Once I reach 16, the way that my disability was treated by others became apparent. One of the earliest things was when I was doing NCS, a facilitator say that he had never felt someone with such a clicky wrist. (Often my joints click and they don't hurt.) When applying for jobs, I always stated that I would have a disability, sometimes I would get an interview, sometimes I wouldn't. Other times, I got interviews, they told me that I would be fine.
I would see a rejection email shortly after.
Even when in a job, I know that I am treated differently from my peers. If someone else does a job, they get shouted at for being too slow.
People use my disability as an excuse, "it's fine, you have a reason to be slow." Even though, I take longer because I am doing the job properly and cleaning up everyone else's mistakes.

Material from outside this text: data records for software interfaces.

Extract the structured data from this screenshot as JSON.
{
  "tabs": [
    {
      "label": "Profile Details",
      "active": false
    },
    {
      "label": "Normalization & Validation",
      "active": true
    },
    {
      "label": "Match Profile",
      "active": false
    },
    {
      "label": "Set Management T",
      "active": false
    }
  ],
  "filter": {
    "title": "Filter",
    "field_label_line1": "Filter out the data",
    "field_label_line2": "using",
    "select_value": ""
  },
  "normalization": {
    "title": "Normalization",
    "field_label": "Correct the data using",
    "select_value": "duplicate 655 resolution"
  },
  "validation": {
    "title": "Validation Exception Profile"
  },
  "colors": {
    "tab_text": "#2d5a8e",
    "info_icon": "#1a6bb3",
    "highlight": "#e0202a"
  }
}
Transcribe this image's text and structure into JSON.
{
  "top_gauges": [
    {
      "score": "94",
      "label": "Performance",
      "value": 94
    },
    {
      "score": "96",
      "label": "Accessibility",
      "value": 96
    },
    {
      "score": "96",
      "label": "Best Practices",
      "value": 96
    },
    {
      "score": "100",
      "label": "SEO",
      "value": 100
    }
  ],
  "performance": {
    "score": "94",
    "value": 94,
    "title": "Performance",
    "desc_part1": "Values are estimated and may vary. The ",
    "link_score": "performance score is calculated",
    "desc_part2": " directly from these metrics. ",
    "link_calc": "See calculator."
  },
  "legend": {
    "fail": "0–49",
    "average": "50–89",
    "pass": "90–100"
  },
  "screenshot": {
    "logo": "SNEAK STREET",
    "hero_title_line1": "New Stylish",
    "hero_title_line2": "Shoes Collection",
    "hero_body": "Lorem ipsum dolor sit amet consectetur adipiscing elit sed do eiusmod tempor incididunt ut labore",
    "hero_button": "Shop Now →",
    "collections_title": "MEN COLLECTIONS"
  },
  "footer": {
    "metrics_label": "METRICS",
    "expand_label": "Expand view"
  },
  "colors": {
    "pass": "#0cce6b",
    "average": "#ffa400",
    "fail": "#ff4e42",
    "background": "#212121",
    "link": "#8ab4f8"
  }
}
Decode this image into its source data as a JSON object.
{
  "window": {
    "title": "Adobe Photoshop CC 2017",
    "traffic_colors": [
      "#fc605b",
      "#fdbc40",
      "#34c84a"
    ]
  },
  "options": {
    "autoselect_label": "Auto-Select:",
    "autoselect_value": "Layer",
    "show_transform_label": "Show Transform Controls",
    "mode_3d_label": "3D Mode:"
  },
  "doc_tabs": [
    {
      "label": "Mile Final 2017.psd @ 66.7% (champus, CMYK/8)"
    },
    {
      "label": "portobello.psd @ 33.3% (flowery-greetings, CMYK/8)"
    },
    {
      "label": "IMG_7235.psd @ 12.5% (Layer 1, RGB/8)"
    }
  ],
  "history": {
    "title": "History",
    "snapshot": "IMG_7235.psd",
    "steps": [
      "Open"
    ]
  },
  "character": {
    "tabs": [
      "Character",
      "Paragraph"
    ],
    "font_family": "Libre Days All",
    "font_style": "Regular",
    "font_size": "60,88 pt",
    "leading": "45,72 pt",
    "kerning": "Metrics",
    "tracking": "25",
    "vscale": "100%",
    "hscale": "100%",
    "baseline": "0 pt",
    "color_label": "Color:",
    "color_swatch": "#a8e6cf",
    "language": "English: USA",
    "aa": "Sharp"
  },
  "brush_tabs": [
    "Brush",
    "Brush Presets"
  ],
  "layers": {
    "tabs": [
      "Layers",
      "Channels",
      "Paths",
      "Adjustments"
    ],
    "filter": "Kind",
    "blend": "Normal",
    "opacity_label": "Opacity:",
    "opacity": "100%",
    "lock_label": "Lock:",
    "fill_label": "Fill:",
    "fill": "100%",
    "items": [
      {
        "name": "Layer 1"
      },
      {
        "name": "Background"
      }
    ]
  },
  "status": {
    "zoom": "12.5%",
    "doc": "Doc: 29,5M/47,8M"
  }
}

Even then, no one tells me off when I do something wrong.
My disability is questioned, even though I am happy to do something. If I do something differently I get asked about it.
Don't get me wrong, I don't mind that people ask but I know they do so when it's weird.
Sometimes people don't mention it at all and you know, they know. They just don't mention it. When they do mention it, they skate around the subject. Scared that I will be offended or that they have said something wrong.
I know all of this takes place in life because we are surrounded by a multitude of ableist ideas that are just a foundation on how we view disabled people. Through books, films and fairytales, these are always exacerbated and not questioned.
I do have hope though.
Having seen the limit in representation and for the longest time, being scared of writing about someone like me.
Because I didn't see someone like me.
With the growth of TikTok and disabled creators being themselves, seeing books like Disfigured and the growth of the spoonie movement (which I do relate to as I do get pain and extreme tiredness after work), I believe that ableism can be challenged.
One day at a time.
One piece of positive representation at a time.
See you soon,